The global airline industry expects to make more money than ever this year. The International Air Transport Association, a trade group for the world’s airlines, announced Monday at its annual meeting in Miami that global airlines could expect profits of $29.3 billion in 2015, a 17 percent increase from the previously forecast $25 billion.

That figure is nearly double 2014’s net profits of $16.4 billion, and more than half ($15.7 billion) will go to airlines based in North America, IATA reports.

“For the airline business, 2015 is turning out to be a positive year. Since the tragic events of September 2001, the global airline industry has transformed itself with major gains in efficiency. This is clearly evident in the expected record-high passenger load factor of 80.2% for this year. The result is a hard-earned 4% average net profit margin. On average, airlines will retain $8.27 for every passenger carried,” said IATA CEO Tony Tyler in a statement.

The main reason for the airline windfall is a significantly drop in the price of jet fuel, which represents about 28 percent of the airline industry’s operating costs. (The 2015 outlook is based on the crude oil price of $65/barrel; in 2014 the price was $101.14/barrel.)

At the same time, passenger demand continues to increase, and planes are fuller than ever. IATA expects passenger traffic to grow by 6.7 percent in 2015, with total passengers taking flight exceeding 3.5 billion for the year.

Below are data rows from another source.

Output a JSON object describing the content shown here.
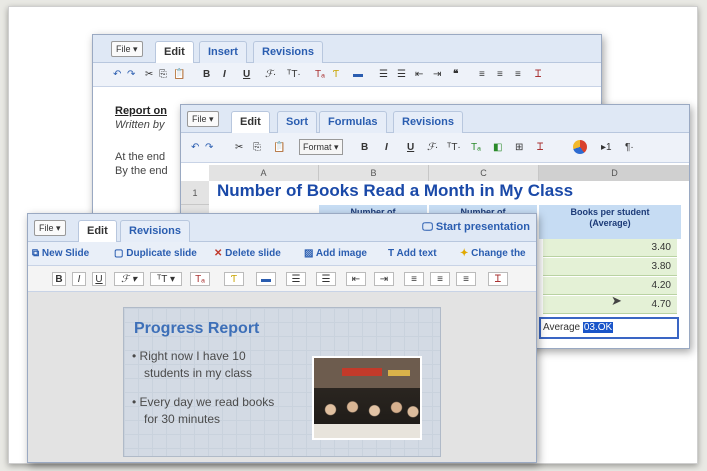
{
  "doc": {
    "file_label": "File ▾",
    "tabs": [
      "Edit",
      "Insert",
      "Revisions"
    ],
    "body_line1": "Report on",
    "body_line2": "Written by",
    "body_line3": "At the end",
    "body_line4": "By the end"
  },
  "sheet": {
    "file_label": "File ▾",
    "tabs": [
      "Edit",
      "Sort",
      "Formulas",
      "Revisions"
    ],
    "format_label": "Format ▾",
    "columns": [
      "A",
      "B",
      "C",
      "D"
    ],
    "row_numbers": [
      "1"
    ],
    "title": "Number of Books Read a Month in My Class",
    "headers": [
      "Number of",
      "Number of",
      "Books per student\n(Average)"
    ],
    "values": [
      "3.40",
      "3.80",
      "4.20",
      "4.70"
    ],
    "average_label": "Average",
    "average_value": "03.OK"
  },
  "slides": {
    "file_label": "File ▾",
    "tabs": [
      "Edit",
      "Revisions"
    ],
    "start_presentation": "Start presentation",
    "actions": [
      "New Slide",
      "Duplicate slide",
      "Delete slide",
      "Add image",
      "Add text",
      "Change the"
    ],
    "slide_title": "Progress Report",
    "bullets": [
      [
        "Right now I have 10",
        "students in my class"
      ],
      [
        "Every day we read books",
        "for 30 minutes"
      ]
    ]
  },
  "colors": {
    "accent_blue": "#2a5db0",
    "title_blue": "#1a49a8",
    "tab_bg": "#dfe8f5",
    "selection": "#1a55c9"
  }
}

But, added Tyler, “The industry’s fortunes are far from uniform. Many airlines still face huge challenges.” Average airlines not based in the U.S. are “still struggling with returns below the cost of capital and a significant debt burden,” said IATA in a statement.